small things can be easily changed and make a huge difference, even if you just have it on the form that somebody signs in to acknowledge their gender, whether, no matter how that works on the back end, that might be more complicated. But that's a small thing that tells somebody I'm welcome here and that those small changes have been happening. And it's pretty impressive that we have so many people in the medical community being willing to address these issues and to learn about something that may be completely unfamiliar. Another thing that I thought about was how slow change can be, because if you think about it, when I read the report, what it really came down to is: “If I were a physician, is coming to each patient in a place of neutrality without making grand assumptions about who they are and what they want for their life.” And these conversations have been going on for decades as my wife now went to the gynecologist, you know, eight years ago, and because she has PCOS and she had horrible periods and she wanted a IUD put in, in order to see if that could solve the problem. She told the gynecologist, “I do not want children. This is what I want. I bleed.” You know, “There's five days out of the month that I'm not bleeding. Please help me.” And the gynecologist, instead of just listening to Anita, just said, “Well, you may want kids one day and you should talk to your partner about this,” and you know, “What if, you know, he might feel it when you have sex or things like that.” And Anita's partner was a trans man who could not feel it when they had sex. So, it was just things like that even if you take “trans” out of the topic, there's so many ways, small ways that the medical community puts their assumptions on all of us, which I can understand as a sort of shorthand, but it prevents medicine from being as healing as it truly could be. And these issues have been going on for decades.
HANNAH LIPPITT: So, if we fast-forward a few years, do you think that the medical community will have adapted to better address the needs of LGBTQ+ patients? You know, you’ve talked a lot about the problem, but have you seen strong signs of
change and the willingness to listen. How optimistic are you?
IRA FEINSTEIN: I do have optimism. It's in part because I can see that the effort the medical community is making to be more inclusive of everybody. And also, because I think patients are being more clear and more forthright about what their needs are. So, I think that as patients feel more empowered, it sort of evens the playing field a little bit to have a more honest dialogue. And as somebody who's been moving from Portland to Chicago to New Orleans to Tucson, which are all cities in the United States of varying sizes, I've noticed that there's clinics in every city that I've gone to for trans people.

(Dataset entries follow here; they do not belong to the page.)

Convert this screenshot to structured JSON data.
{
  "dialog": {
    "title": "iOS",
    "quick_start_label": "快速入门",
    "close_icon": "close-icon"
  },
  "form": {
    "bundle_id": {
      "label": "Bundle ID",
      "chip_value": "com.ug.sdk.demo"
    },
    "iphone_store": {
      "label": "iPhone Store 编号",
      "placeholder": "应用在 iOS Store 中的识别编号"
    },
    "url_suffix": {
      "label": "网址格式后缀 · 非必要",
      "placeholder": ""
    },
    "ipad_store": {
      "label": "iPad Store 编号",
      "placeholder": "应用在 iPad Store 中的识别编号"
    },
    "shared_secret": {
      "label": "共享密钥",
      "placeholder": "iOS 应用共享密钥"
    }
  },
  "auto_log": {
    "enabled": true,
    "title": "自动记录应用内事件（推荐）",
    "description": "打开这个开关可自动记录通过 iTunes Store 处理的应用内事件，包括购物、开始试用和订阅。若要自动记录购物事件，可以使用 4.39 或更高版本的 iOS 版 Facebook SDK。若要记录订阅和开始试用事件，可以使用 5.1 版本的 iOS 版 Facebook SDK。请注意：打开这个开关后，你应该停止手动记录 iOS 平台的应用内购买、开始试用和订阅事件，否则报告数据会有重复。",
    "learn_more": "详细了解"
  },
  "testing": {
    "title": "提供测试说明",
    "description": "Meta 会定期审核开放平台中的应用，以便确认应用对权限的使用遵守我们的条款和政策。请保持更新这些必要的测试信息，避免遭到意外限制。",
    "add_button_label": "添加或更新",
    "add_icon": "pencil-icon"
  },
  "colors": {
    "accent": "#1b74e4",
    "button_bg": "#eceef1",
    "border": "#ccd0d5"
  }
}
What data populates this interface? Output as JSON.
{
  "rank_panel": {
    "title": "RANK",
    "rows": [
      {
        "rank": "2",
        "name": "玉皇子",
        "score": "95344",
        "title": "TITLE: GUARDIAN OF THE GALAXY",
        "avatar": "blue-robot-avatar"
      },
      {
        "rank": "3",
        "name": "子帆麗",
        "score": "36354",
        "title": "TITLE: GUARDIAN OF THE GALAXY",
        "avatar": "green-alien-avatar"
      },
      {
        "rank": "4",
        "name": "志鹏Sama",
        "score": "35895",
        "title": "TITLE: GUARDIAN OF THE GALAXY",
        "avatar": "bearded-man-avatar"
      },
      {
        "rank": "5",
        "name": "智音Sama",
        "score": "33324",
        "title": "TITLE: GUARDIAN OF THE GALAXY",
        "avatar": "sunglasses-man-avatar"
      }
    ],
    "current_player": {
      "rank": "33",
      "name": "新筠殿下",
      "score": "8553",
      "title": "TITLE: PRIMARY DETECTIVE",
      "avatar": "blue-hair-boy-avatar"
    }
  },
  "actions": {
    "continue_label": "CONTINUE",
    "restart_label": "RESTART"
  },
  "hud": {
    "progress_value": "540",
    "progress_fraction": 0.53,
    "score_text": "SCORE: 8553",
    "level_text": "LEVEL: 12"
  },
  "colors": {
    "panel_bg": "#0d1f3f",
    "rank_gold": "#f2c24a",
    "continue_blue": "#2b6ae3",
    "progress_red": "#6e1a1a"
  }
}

I'm not living in a rural area – that's a whole other level of inclusion that maybe will come down the road – but I do see communities creating places for trans people to get good quality health care and to be affirmed in their identity and to feel safe.
HANNAH LIPPITT: And hopefully as more and more companies and third sector et cetera start to engage more with the community, this can happen.
IRA FEINSTEIN: I can imagine that this will snowball and become more common and hopefully start to be more included in education for doctors, which I think it probably is at a certain point already, but maybe more so in the future.
HANNAH LIPPITT: And that's your dose of Totally Clinical. You can download our podcast on Apple, Spotify and Google. Please subscribe and leave a rating and review so more people can find the show. See you on your next visit and remember to bring your friends. Thanks for listening! Goodbye!